Skiing down the North side of Lone Peak... double blacks all the way!

Skiing down the North side of Lone Peak… double blacks all the way!

Getting out of bounds, into the backcountry

Getting out of bounds, into the backcountry

Dio's quite the powder hound! Skiing Beehive Basin with Lone Peak in the background

Dio’s quite the powder hound! Skiing Beehive Basin with Lone Peak in the background

Posted in Bowie & D.O.G., Hiking!, Photography, Road tripping!, Sustainable Living, Uncategorized, Vagabonding 101 | Tagged , , | 16 Comments

Where Warm Waters Halt…On the Trail of Treasure in the Rocky Mountains!

A "blaze" I found in the Rio Grande Gorge in northern New Mexico last spring.

A “blaze” I found in the Rio Grande Gorge in northern New Mexico last spring.

“Where warm waters halt… where warm waters halt… where warm waters halt.” For two summers, I’ve been exploring the Rocky Mountains with those words on my mind. Why those four words in particular? Because I believe they lead to a modern-day treasure chest.

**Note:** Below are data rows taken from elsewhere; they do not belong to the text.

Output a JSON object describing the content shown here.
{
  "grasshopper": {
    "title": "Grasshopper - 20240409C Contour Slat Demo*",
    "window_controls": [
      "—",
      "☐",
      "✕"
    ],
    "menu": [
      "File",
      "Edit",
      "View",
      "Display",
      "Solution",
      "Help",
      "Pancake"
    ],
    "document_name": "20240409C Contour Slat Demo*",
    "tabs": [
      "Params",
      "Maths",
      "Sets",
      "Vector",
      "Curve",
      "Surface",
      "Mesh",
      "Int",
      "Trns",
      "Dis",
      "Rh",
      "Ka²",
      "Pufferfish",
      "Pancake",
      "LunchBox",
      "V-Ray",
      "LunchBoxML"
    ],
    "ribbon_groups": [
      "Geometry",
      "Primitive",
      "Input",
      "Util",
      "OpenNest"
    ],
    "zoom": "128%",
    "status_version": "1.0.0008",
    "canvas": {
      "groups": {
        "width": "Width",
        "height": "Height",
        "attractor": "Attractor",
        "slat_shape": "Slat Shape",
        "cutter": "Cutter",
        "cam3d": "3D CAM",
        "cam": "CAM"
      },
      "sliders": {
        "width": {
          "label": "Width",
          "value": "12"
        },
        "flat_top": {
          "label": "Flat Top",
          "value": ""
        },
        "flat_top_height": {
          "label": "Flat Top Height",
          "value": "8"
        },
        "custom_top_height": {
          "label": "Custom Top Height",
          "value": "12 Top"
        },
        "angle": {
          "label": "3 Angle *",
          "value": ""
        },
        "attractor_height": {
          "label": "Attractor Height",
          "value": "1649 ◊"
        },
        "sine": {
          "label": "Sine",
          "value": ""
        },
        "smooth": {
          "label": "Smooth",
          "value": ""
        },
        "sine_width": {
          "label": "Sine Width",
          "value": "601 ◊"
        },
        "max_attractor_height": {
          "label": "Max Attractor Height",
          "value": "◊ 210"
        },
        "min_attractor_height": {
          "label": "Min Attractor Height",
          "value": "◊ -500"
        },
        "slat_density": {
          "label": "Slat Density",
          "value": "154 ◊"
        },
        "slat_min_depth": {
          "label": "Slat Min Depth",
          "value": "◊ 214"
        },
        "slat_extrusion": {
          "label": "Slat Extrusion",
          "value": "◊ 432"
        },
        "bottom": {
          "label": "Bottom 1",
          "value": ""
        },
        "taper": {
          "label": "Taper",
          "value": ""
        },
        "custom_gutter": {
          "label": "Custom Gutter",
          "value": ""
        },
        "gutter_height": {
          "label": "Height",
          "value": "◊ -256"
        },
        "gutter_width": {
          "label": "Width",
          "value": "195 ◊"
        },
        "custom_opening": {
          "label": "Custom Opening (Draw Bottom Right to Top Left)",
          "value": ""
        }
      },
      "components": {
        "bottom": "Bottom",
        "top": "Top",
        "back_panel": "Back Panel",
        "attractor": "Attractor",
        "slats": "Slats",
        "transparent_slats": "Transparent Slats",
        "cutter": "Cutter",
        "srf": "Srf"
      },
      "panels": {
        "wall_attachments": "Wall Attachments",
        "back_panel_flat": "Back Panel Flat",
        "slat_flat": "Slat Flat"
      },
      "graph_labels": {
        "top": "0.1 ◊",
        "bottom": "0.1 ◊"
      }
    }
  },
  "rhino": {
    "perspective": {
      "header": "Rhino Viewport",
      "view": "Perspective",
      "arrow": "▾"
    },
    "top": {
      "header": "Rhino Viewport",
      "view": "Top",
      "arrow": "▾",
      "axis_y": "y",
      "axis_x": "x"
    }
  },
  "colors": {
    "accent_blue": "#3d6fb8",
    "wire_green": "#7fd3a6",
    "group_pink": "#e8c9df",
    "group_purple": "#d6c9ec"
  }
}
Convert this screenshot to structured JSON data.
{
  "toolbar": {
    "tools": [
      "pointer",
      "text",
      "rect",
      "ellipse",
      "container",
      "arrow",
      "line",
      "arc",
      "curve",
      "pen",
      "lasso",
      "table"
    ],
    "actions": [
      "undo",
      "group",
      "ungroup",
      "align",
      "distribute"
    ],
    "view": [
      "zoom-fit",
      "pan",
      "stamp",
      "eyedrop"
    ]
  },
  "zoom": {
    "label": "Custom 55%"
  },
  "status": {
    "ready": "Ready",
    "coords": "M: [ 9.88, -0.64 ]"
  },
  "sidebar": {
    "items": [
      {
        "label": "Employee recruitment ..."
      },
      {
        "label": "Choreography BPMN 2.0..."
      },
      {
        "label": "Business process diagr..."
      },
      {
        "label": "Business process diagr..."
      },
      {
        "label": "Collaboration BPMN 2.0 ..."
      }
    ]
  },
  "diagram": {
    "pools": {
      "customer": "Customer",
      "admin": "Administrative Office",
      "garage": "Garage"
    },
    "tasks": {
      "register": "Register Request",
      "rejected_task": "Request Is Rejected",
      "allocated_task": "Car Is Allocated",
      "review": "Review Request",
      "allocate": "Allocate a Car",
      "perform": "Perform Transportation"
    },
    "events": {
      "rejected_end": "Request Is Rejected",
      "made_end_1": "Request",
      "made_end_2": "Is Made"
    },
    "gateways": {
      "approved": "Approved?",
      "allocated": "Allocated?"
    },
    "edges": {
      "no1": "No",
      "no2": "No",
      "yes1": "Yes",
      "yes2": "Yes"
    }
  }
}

In 2010, Forrest Fenn, a retired antiquities dealer based in Santa Fe, N.M., set about creating his own legend: He bought an antique bronze chest and filled it with valuables and artifacts including gold dust, coins and nuggets, Chinese jade carvings, a 17th-century gold-and-emerald ring, an ancient turquoise bracelet — together worth between $1 million and $2 million — and then lugged all 19 kilograms of it to a mysterious hiding place somewhere “in the Rocky Mountains north of Santa Fe.” He then released a poem containing nine clues as to the treasure’s whereabouts. More than four years later, nobody has yet found Fenn’s treasure, and he maintains that if it goes undiscovered, the chest will stay safely in place for hundreds of years.

The Fenn treasure has been valued between  million and $2 million and the chest itself — a 12th-century Roman lockbox made of sculpted bronze — has been said to be worth about $35,000. Credit: Forrest Fenn.

The Fenn treasure has been valued between $1 million and $2 million and the chest itself — a 12th-century Roman lockbox made of sculpted bronze — has been said to be worth about $35,000. Credit: Forrest Fenn.

Thousands of people from all walks of life have gone searching for Fenn’s treasure in New Mexico, Colorado, Wyoming and Montana (Fenn has eliminated Utah and Idaho). When I heard about the treasure, I couldn’t help thinking about it from a geologist’s point of view: The poem implies that the treasure is hidden near water, but the courses of waterways can change drastically over time, even from season to season, let alone over centuries. And as someone interested in archaeology and paleontology, I’m well aware that if you find something interesting on public land, it’s not always “finders, keepers.” I was intrigued. Could I put my background in geology and my hiker’s knowledge of landscapes to work searching for a treasure chest?

Posted in Hiking!, New Mexico, Photography, Road tripping!, Science Writing, Sustainable Living, Vagabonding 101 | 14 Comments